Philippe, formerly a provincial police chief and an officer in the army when it repressed dissident politicians, first went to the national police headquarters.
Many of the rebels then settled into the nearby former headquarters of the army. The rebels, many of them former soldiers, have said they want to reconstitute the army.
"It's symbolic. It's the headquarters of the army," said Paul Arcelin, a midlevel rebel commander.
There, Chamblain denied in an interview that he had murdered anyone.
"I'm not a terrorist, and I'm not a criminal," he said, adding: "The bones of my so-called victims -- where are they?"
Among those at the hotel meeting with the rebel leader was Evans Paul, a former mayor of Port-au-Prince and a top opposition figure. Paul said Philippe "has played an important role."
Industrialist Charles Henry Baker, an opposition leader, said Philippe offered his troops to help maintain order amid reports of continued looting in the capital. Baker said his group welcomed the offer.

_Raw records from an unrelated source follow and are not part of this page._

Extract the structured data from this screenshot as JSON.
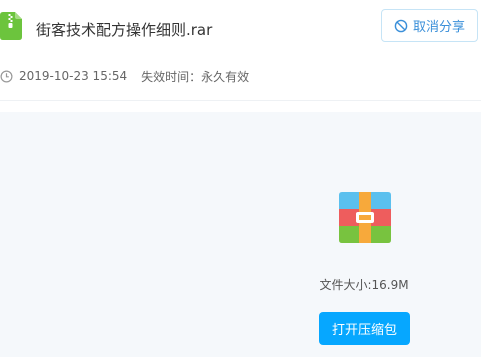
{
  "file": {
    "name": "街客技术配方操作细则.rar",
    "icon": "zip-file-icon"
  },
  "header": {
    "cancel_share_label": "取消分享",
    "cancel_share_icon": "prohibit-icon"
  },
  "meta": {
    "date": "2019-10-23 15:54",
    "expiry": "失效时间：永久有效",
    "clock_icon": "clock-icon"
  },
  "preview": {
    "archive_icon": "archive-icon",
    "size_text": "文件大小:16.9M",
    "open_button_label": "打开压缩包"
  },
  "colors": {
    "accent": "#06a7ff",
    "link": "#3a8fd9",
    "file_icon_green": "#6cc43d",
    "panel_background": "#f5f8fb"
  }
}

One young rebel standing outside the meeting freely told a reporter he shot people and predicted militant members of Aristide's Lavalas party would be executed.
"I shot some looters yesterday. They have to be shot," the rebel who goes by the nom-de-guerre "Faustin," said as he stood outside the meeting in a black flak vest, cradling an M-4 assault rifle.

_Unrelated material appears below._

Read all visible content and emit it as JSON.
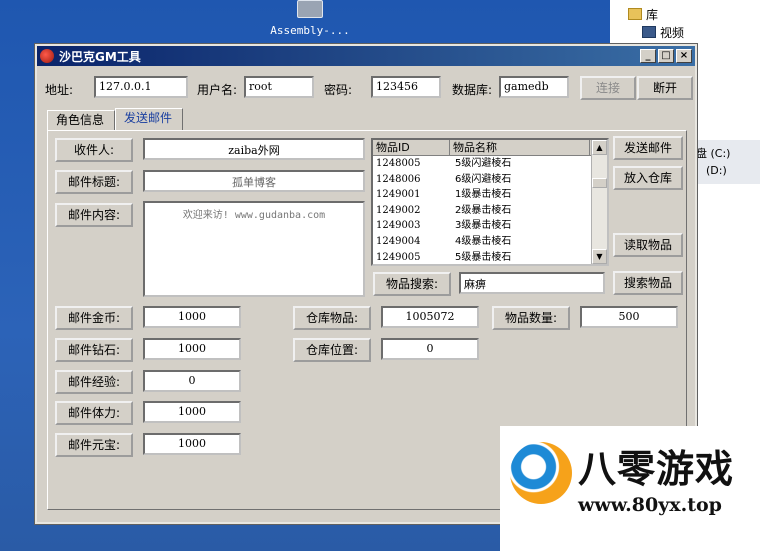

"There are some very minimal numbers of Lavalas who cannot be saved," he said, adding that the vast majority would be spared.
Col. David Berger, head of the U.S. Marine contingent, said 150 Marines had arrived overnight from 8th Battalion, based in Camp Lejeune, N.C., to "secure key sites in the capital."
"People who interfere with that mission, we will handle with appropriate force," Berger told AP.
At the airport, U.S. and French military commanders huddled over a map of Port-au-Prince as a French military attache pointed out locations where armed pro-Aristide militants have been known to gather.
U.S. Marines set up a security perimeter at the airport, kneeling in the grass as about 80 French Marines arrived in C-160 transport planes. The French Marines' supplies included crates of bottled Evian water.
An AP reporter traveled with the rebels, including Philippe, when their convoy set out before dawn from Gonaives. In St. Marc, a town which had been contested during the uprising, the convoy passed three charred bodies on the road.